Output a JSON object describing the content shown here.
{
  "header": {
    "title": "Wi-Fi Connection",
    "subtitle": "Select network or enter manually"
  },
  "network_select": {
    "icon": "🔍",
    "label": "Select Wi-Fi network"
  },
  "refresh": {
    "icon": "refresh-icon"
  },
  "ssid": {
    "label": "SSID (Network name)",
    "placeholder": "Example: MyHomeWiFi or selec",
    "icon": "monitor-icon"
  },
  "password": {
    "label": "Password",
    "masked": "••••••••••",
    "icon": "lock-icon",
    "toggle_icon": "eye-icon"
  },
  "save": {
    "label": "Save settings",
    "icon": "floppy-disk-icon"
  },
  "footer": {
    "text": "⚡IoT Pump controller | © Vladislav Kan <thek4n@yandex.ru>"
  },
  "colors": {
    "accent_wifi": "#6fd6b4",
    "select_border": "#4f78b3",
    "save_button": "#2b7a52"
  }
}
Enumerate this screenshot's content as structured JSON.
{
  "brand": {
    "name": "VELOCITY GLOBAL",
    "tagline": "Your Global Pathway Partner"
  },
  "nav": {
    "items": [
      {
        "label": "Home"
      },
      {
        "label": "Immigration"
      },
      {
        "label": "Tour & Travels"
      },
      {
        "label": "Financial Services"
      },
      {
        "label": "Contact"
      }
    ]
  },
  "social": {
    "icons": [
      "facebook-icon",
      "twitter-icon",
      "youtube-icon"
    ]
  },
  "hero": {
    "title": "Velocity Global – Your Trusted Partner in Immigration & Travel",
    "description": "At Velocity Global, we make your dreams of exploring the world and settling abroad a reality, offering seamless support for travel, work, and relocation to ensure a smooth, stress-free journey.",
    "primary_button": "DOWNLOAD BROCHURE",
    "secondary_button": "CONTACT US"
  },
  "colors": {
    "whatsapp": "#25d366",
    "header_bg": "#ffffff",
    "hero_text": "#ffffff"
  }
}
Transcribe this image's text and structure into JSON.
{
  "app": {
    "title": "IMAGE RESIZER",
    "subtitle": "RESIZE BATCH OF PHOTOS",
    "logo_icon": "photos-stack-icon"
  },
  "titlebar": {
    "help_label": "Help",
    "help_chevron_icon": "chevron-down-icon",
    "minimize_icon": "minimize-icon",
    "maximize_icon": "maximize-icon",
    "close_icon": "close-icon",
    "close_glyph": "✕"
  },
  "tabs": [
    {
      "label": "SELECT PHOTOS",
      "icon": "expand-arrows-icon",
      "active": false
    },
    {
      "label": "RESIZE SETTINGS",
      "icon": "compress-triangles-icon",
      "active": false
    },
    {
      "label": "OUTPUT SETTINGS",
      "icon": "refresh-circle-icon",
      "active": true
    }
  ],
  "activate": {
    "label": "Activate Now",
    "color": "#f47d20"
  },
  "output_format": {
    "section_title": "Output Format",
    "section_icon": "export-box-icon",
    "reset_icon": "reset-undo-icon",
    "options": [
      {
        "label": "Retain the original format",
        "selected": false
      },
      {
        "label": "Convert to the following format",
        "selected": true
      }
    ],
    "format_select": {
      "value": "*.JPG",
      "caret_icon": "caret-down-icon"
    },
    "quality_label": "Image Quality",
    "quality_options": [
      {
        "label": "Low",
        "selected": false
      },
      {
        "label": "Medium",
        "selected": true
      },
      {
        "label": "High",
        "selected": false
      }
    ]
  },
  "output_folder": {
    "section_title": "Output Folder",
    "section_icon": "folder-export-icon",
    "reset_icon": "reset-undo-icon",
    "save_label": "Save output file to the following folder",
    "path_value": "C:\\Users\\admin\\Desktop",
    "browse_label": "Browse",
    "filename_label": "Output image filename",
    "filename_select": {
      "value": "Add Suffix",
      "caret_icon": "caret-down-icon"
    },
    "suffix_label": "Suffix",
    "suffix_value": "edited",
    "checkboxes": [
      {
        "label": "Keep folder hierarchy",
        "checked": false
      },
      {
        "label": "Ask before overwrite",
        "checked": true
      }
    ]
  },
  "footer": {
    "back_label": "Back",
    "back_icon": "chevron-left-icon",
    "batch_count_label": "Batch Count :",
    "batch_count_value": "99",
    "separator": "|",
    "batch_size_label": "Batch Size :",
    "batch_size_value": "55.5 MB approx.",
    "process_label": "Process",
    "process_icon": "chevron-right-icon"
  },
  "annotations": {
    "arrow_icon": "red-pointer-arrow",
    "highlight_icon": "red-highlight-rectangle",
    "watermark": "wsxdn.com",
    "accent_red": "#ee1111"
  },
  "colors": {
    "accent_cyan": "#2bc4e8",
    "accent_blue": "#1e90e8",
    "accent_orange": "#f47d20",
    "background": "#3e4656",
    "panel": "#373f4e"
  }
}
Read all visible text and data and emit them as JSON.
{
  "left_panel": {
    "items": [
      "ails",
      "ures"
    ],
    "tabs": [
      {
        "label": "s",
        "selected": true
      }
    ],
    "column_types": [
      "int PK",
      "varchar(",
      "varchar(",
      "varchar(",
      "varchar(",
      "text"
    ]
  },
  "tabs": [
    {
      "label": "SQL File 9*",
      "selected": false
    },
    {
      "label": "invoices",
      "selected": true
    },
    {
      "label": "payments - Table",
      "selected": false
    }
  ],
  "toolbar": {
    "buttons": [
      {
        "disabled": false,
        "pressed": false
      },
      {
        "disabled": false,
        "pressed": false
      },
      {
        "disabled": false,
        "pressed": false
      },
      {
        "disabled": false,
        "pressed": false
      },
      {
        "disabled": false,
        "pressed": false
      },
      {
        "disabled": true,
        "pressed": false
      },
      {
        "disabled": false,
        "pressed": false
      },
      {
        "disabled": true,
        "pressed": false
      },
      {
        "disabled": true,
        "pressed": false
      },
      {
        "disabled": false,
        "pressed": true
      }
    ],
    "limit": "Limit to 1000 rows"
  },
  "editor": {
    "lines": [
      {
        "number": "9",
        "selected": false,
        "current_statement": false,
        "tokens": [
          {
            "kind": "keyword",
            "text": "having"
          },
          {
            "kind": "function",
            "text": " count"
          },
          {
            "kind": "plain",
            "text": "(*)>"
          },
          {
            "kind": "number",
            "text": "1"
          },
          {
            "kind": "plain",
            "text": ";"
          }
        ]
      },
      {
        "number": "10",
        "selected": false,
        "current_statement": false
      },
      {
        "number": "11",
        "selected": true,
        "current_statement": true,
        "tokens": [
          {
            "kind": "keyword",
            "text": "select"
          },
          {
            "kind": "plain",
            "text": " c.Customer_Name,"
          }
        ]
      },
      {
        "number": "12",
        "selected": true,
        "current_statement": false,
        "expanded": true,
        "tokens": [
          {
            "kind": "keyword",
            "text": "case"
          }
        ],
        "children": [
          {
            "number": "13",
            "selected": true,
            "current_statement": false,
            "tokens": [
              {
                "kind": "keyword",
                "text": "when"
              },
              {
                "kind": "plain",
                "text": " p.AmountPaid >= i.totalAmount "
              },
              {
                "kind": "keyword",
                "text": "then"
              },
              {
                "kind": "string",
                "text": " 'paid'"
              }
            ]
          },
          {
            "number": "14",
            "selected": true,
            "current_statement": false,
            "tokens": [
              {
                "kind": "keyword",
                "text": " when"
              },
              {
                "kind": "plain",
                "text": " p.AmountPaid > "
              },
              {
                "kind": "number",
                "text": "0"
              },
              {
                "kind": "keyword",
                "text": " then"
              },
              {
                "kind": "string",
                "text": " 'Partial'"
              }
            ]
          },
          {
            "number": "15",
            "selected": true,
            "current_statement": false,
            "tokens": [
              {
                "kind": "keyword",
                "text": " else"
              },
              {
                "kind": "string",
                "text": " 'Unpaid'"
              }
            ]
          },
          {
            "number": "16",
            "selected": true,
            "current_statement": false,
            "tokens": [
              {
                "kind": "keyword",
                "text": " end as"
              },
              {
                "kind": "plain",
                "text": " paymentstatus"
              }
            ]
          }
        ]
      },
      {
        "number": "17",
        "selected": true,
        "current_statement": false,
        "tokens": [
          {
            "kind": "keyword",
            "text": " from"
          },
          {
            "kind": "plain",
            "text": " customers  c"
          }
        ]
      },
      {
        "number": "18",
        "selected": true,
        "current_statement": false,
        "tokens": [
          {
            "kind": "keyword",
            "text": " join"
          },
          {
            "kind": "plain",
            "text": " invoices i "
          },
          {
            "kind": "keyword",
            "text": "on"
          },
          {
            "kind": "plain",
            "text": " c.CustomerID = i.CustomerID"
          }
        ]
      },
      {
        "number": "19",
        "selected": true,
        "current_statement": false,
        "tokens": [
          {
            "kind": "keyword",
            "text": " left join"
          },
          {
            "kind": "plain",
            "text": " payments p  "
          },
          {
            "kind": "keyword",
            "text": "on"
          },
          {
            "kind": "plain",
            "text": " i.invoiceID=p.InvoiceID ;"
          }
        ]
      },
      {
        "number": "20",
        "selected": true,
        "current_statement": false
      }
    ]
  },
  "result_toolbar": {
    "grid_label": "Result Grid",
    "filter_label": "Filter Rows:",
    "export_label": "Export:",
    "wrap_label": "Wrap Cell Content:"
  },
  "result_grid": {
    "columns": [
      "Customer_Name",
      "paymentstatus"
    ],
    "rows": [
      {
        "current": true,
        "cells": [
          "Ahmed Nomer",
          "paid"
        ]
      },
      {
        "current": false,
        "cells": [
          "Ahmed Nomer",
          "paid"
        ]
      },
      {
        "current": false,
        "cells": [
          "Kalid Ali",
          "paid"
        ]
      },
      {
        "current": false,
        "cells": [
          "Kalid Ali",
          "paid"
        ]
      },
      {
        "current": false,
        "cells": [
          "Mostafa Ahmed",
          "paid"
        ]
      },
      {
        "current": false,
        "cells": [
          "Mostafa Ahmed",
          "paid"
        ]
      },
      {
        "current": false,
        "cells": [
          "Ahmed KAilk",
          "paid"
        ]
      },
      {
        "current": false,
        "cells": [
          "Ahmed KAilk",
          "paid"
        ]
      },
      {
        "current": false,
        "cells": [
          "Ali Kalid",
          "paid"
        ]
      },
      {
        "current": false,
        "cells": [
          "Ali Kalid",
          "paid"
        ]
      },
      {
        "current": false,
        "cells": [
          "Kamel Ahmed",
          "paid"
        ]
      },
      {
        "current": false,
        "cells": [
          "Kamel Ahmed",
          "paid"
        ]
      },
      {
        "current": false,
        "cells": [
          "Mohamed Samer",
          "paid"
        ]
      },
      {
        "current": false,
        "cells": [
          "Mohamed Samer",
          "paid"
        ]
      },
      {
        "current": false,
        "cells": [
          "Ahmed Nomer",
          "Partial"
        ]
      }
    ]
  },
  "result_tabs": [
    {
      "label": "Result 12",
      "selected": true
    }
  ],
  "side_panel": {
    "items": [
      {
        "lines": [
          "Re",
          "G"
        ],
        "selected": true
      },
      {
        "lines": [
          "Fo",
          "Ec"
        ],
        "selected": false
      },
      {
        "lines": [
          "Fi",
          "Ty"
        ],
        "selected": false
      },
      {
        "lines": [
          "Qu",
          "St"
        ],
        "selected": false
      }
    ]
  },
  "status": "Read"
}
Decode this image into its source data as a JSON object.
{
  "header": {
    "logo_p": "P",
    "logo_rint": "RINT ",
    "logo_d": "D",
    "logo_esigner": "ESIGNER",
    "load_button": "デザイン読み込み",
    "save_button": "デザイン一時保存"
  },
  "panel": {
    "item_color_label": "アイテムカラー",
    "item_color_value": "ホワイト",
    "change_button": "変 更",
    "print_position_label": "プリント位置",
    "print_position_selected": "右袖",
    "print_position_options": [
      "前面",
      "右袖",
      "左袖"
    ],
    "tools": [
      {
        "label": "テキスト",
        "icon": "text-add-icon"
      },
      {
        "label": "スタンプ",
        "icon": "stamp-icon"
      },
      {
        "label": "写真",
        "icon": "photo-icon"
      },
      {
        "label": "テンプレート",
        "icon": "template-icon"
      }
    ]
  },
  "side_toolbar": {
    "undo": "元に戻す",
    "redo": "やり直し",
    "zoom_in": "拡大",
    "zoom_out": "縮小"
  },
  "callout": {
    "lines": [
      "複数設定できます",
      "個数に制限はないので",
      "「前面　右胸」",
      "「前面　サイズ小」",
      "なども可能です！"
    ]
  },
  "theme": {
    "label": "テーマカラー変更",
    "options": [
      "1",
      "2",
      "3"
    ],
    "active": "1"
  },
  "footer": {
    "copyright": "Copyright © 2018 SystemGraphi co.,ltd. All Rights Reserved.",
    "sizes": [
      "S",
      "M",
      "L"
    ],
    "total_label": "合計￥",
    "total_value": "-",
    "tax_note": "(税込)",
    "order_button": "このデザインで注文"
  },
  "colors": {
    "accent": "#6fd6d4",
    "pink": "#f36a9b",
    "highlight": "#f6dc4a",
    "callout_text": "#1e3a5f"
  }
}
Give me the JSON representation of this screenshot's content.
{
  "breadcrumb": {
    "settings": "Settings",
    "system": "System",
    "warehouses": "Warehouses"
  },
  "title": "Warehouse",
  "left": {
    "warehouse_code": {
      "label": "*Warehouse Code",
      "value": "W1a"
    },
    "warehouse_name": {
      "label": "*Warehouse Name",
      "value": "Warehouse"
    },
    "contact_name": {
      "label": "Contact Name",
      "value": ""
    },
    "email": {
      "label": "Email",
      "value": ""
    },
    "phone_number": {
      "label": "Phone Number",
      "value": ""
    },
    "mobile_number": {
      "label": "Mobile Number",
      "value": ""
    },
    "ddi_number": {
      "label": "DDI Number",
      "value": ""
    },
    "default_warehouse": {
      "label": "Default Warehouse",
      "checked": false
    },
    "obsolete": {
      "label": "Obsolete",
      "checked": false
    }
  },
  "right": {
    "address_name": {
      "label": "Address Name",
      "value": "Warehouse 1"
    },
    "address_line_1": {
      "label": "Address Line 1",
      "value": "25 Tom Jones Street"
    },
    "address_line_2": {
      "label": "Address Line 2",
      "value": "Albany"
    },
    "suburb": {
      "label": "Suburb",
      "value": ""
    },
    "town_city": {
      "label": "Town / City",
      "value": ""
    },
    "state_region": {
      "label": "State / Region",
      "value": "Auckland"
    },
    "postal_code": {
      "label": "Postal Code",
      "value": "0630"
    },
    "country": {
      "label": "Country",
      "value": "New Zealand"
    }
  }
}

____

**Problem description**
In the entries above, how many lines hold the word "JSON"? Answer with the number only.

**Result of this exercise**
6